Do you have technology rules for your kids? Chances are you do. Most families have rules like ‘don’t text and drive’ or ‘no device at the dinner table’
A small study conducted by the University of Michigan and University of Washington, studied 249 parent-child pairs across 40 states. Their paper was presented March 2 at the Association for Computing Machinery’s conference on Computer-Supported Cooperative Work and Social Computing in San Francisco. It was among the first studies to explore children’s expectations for parents’ technology use.
They found that children ages 10-17 ‘were really concerned’ about the social media posts their parents are submitting. Three times more children than parents believe there should be rules about what PARENTS post.
After asking the kids about what technology rules they wanted to see their parents follow, their answers fell into seven general categories:
- Be present — Kids felt there should be no technology at all in certain situations, such as when a child is trying to talk to a parent.
- Child autonomy — Parents should allow kids to make their own decisions about technology use without interference.
- Moderate use — Parents should use technology in moderation and in balance with other activities.
- Supervise children — Parents should establish and enforce technology-related rules for children’s own protection.
- Not while driving — Parents should not text while driving or sitting at a traffic light.
- No hypocrisy — Parents should practice what they preach, such as staying off the Internet at mealtimes.
- No oversharing — Parents shouldn’t share information online about their children without explicit permission.
What rule do children in this study feel should be most enforced? ‘Don’t post anything about me on social media without asking me.’ This includes pictures of sleeping kids, frustration over homework, or a rant over laundry.
The first babies of Facebook (started in 2004) are not yet in their teens and this small study shows that some children may be concered about the digital record from their early years.

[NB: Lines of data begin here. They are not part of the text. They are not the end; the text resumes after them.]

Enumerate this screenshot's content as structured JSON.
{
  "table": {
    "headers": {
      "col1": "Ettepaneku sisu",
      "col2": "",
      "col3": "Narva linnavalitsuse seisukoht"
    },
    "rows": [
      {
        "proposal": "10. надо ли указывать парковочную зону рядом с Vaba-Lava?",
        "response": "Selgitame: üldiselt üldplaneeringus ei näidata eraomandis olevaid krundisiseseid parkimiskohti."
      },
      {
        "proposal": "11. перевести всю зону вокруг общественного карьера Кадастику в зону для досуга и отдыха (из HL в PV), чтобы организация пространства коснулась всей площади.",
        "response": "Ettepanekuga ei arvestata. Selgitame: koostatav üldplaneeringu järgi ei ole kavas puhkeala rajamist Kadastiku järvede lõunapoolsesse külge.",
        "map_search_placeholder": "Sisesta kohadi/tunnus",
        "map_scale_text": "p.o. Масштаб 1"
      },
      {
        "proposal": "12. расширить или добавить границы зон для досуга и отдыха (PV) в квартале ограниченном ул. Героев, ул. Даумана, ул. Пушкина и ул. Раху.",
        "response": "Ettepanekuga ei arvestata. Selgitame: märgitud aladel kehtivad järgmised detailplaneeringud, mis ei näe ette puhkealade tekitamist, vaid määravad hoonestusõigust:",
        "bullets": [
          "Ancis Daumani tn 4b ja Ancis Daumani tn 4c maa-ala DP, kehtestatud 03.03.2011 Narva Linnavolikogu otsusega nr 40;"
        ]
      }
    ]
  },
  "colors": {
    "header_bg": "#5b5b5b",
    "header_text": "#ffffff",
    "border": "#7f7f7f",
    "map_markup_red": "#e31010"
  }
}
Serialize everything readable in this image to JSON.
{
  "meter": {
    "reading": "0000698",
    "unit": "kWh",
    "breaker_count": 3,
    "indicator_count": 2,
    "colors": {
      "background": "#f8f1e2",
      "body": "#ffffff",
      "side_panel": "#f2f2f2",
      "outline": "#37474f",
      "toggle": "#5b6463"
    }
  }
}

While this study is small, it might make some parents question what they post on Facebook and other social media sites. At the very least, it is a nice converstation starter to ensure there will be no regrets a few years from now.